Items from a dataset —
---

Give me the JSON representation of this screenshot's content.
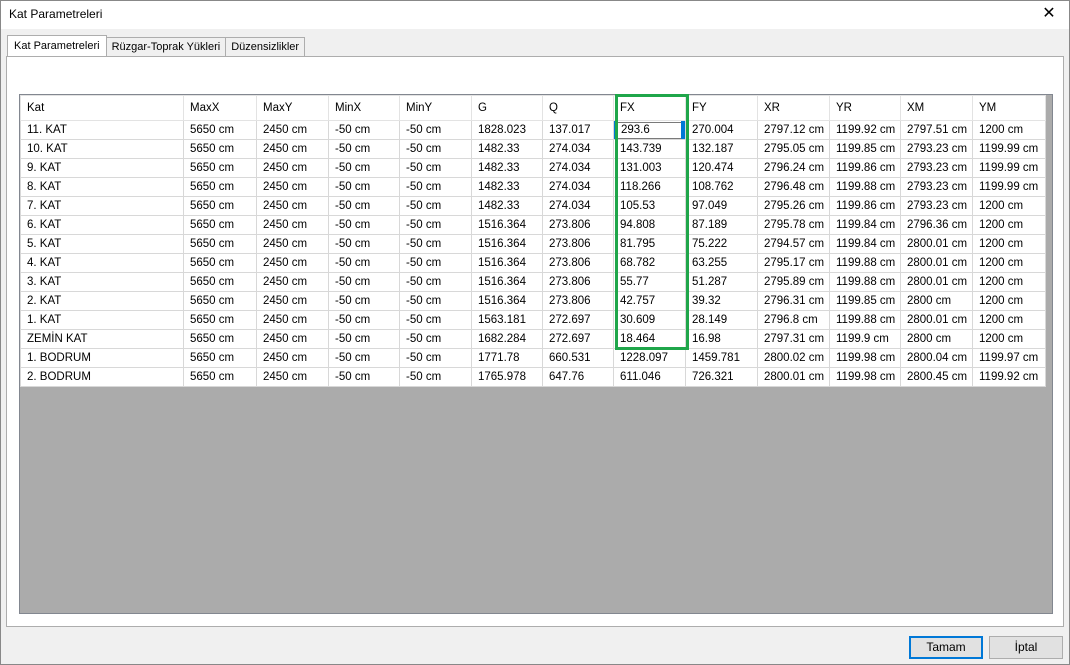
{
  "window": {
    "title": "Kat Parametreleri"
  },
  "tabs": [
    {
      "label": "Kat Parametreleri",
      "active": true
    },
    {
      "label": "Rüzgar-Toprak Yükleri",
      "active": false
    },
    {
      "label": "Düzensizlikler",
      "active": false
    }
  ],
  "grid": {
    "columns": [
      "Kat",
      "MaxX",
      "MaxY",
      "MinX",
      "MinY",
      "G",
      "Q",
      "FX",
      "FY",
      "XR",
      "YR",
      "XM",
      "YM"
    ],
    "rows": [
      [
        "11. KAT",
        "5650 cm",
        "2450 cm",
        "-50 cm",
        "-50 cm",
        "1828.023",
        "137.017",
        "293.6",
        "270.004",
        "2797.12 cm",
        "1199.92 cm",
        "2797.51 cm",
        "1200 cm"
      ],
      [
        "10. KAT",
        "5650 cm",
        "2450 cm",
        "-50 cm",
        "-50 cm",
        "1482.33",
        "274.034",
        "143.739",
        "132.187",
        "2795.05 cm",
        "1199.85 cm",
        "2793.23 cm",
        "1199.99 cm"
      ],
      [
        "9. KAT",
        "5650 cm",
        "2450 cm",
        "-50 cm",
        "-50 cm",
        "1482.33",
        "274.034",
        "131.003",
        "120.474",
        "2796.24 cm",
        "1199.86 cm",
        "2793.23 cm",
        "1199.99 cm"
      ],
      [
        "8. KAT",
        "5650 cm",
        "2450 cm",
        "-50 cm",
        "-50 cm",
        "1482.33",
        "274.034",
        "118.266",
        "108.762",
        "2796.48 cm",
        "1199.88 cm",
        "2793.23 cm",
        "1199.99 cm"
      ],
      [
        "7. KAT",
        "5650 cm",
        "2450 cm",
        "-50 cm",
        "-50 cm",
        "1482.33",
        "274.034",
        "105.53",
        "97.049",
        "2795.26 cm",
        "1199.86 cm",
        "2793.23 cm",
        "1200 cm"
      ],
      [
        "6. KAT",
        "5650 cm",
        "2450 cm",
        "-50 cm",
        "-50 cm",
        "1516.364",
        "273.806",
        "94.808",
        "87.189",
        "2795.78 cm",
        "1199.84 cm",
        "2796.36 cm",
        "1200 cm"
      ],
      [
        "5. KAT",
        "5650 cm",
        "2450 cm",
        "-50 cm",
        "-50 cm",
        "1516.364",
        "273.806",
        "81.795",
        "75.222",
        "2794.57 cm",
        "1199.84 cm",
        "2800.01 cm",
        "1200 cm"
      ],
      [
        "4. KAT",
        "5650 cm",
        "2450 cm",
        "-50 cm",
        "-50 cm",
        "1516.364",
        "273.806",
        "68.782",
        "63.255",
        "2795.17 cm",
        "1199.88 cm",
        "2800.01 cm",
        "1200 cm"
      ],
      [
        "3. KAT",
        "5650 cm",
        "2450 cm",
        "-50 cm",
        "-50 cm",
        "1516.364",
        "273.806",
        "55.77",
        "51.287",
        "2795.89 cm",
        "1199.88 cm",
        "2800.01 cm",
        "1200 cm"
      ],
      [
        "2. KAT",
        "5650 cm",
        "2450 cm",
        "-50 cm",
        "-50 cm",
        "1516.364",
        "273.806",
        "42.757",
        "39.32",
        "2796.31 cm",
        "1199.85 cm",
        "2800 cm",
        "1200 cm"
      ],
      [
        "1. KAT",
        "5650 cm",
        "2450 cm",
        "-50 cm",
        "-50 cm",
        "1563.181",
        "272.697",
        "30.609",
        "28.149",
        "2796.8 cm",
        "1199.88 cm",
        "2800.01 cm",
        "1200 cm"
      ],
      [
        "ZEMİN KAT",
        "5650 cm",
        "2450 cm",
        "-50 cm",
        "-50 cm",
        "1682.284",
        "272.697",
        "18.464",
        "16.98",
        "2797.31 cm",
        "1199.9 cm",
        "2800 cm",
        "1200 cm"
      ],
      [
        "1. BODRUM",
        "5650 cm",
        "2450 cm",
        "-50 cm",
        "-50 cm",
        "1771.78",
        "660.531",
        "1228.097",
        "1459.781",
        "2800.02 cm",
        "1199.98 cm",
        "2800.04 cm",
        "1199.97 cm"
      ],
      [
        "2. BODRUM",
        "5650 cm",
        "2450 cm",
        "-50 cm",
        "-50 cm",
        "1765.978",
        "647.76",
        "611.046",
        "726.321",
        "2800.01 cm",
        "1199.98 cm",
        "2800.45 cm",
        "1199.92 cm"
      ]
    ]
  },
  "buttons": {
    "ok": "Tamam",
    "cancel": "İptal"
  },
  "colors": {
    "highlight": "#1fa64a",
    "focus": "#0078d7"
  }
}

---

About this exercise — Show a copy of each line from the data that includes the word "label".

Exercise solution —
      "label": "Kat Parametreleri",
      "label": "Rüzgar-Toprak Yükleri",
      "label": "Düzensizlikler",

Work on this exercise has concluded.